Read and Nair also found that the “lethal” strains could spread from one vaccinated individual to another, and that unvaccinated chickens were at greatest risk of disease and death if they were housed with vaccinated ones.
All of this is consistent with the imperfect vaccine hypothesis. It doesn’t prove that imperfect vaccines drove the evolution of today’s extra-virulent strains, “and we may never know for sure why those evolved in the first place,” Read writes. Other factors, like the fact that modern chickens are genetically similar or raised in dense, crowded conditions, may have also played a role. Still, it’s at least clear that vaccines can keep virulent strains in circulation. “For the chicken industry, these results are actually an argument for getting the vaccine,” says Read. “Any chicken that doesn’t get it is at even greater risk than it would be in the 1950s.”
“This work may drive change in the way that vaccines are developed and tested, so that there is much greater emphasis on their ability to prevent infection and transmission, rather than only on their ability to prevent clinical disease,” says Joanne Devlin from the University of Melbourne. “I think that would be a positive step.”
Katherine Atkins from the London School of Hygiene and Tropical Medicine agrees. “While more theoretical work is now being conducted prior to vaccine roll-outs,” she says, researchers need to look beyond how vaccines curb epidemics. They must also consider “the long-term evolutionary consequences of new vaccine introduction.”

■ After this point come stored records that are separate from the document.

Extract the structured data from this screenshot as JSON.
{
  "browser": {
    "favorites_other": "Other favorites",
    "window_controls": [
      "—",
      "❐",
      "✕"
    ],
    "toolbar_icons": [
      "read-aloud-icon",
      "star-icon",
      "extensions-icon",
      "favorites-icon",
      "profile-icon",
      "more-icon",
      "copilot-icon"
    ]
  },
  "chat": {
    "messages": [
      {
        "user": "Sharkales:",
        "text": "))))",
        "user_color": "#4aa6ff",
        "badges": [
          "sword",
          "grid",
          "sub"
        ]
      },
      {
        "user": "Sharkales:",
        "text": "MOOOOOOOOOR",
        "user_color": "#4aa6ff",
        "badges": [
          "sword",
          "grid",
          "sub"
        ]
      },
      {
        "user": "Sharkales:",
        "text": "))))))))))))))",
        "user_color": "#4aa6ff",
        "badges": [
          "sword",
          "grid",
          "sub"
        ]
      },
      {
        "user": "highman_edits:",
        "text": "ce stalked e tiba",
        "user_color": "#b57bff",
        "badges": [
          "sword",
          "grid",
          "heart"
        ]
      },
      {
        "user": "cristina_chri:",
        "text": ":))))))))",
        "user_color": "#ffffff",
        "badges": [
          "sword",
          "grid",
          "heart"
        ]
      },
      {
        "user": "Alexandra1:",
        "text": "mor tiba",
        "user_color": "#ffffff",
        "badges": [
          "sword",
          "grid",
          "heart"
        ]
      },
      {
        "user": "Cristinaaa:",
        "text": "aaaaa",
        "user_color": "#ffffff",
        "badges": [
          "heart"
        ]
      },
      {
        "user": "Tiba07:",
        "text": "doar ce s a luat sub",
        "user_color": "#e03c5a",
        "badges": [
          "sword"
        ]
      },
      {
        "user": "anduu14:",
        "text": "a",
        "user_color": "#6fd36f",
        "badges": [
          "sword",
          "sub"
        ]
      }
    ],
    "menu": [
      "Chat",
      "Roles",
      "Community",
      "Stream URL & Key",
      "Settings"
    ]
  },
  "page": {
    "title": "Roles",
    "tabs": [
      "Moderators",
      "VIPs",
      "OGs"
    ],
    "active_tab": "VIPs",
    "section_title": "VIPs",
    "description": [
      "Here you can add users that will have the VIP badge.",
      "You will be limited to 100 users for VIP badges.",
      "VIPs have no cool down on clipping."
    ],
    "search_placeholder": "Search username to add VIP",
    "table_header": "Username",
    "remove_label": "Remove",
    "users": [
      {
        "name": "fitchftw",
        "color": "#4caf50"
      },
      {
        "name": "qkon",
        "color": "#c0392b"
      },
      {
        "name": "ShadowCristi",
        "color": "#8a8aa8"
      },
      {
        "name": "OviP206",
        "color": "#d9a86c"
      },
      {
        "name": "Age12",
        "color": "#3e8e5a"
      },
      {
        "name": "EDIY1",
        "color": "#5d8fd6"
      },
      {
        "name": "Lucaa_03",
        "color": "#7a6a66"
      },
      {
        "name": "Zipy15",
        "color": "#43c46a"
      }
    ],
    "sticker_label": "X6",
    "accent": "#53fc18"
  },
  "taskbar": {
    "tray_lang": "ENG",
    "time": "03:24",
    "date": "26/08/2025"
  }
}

But Vincent Racaniello from Columbia University says, “We still do not have any proof that allowing a virus to replicate in a vaccinated individual will select for more virulent viruses.” The new results simply show that leaky vaccines allow virulent viruses to spread—not that they allow those viruses to evolve in the first place. The only way of doing that is to infect vaccinated chickens with mild strains and see if more virulent ones arise after many rounds of transmission.
Racaniello is also unconvinced that the effect would generalise to other vaccines. For example, the Salk polio vaccine—one of two that are used—is a little leaky. “People who are immunized can be infected with poliovirus and the virus can replicate in their guts, be shed, and transmitted to others,” says Racaniello. “This behaviour has been well documented in human populations, yet the virulence of poliovirus has not increased for the 50+ years during which this vaccine has been used.”
That is no reason to rest on our laurels, says Read. It’s important to at least check for the emergence of deadlier viruses if vaccines are imperfect—and perhaps to take preventative measures. For example, a leaky malaria vaccine could be paired with bed nets that would stop mosquitoes from spreading more virulent strains of malarial parasites to unvaccinated people. “If someone developed [such a vaccine] and it worked, we should go ahead and use it, but not think of it as a magic bullet,” says Read. “I’d say that anyone who is vaccinated against malaria should be under a bed net too.”
Reference: Read, Baigent, Powers, Kgosana, Blackwell, Smith, Kennedy, Walkden-Brown & Nair. 2015. Imperfect Vaccination Can Enhance the Transmission of Highly Virulent Pathogens. PLoS Biol http://dx.doi.org/10.1371/journal.pbio.1002198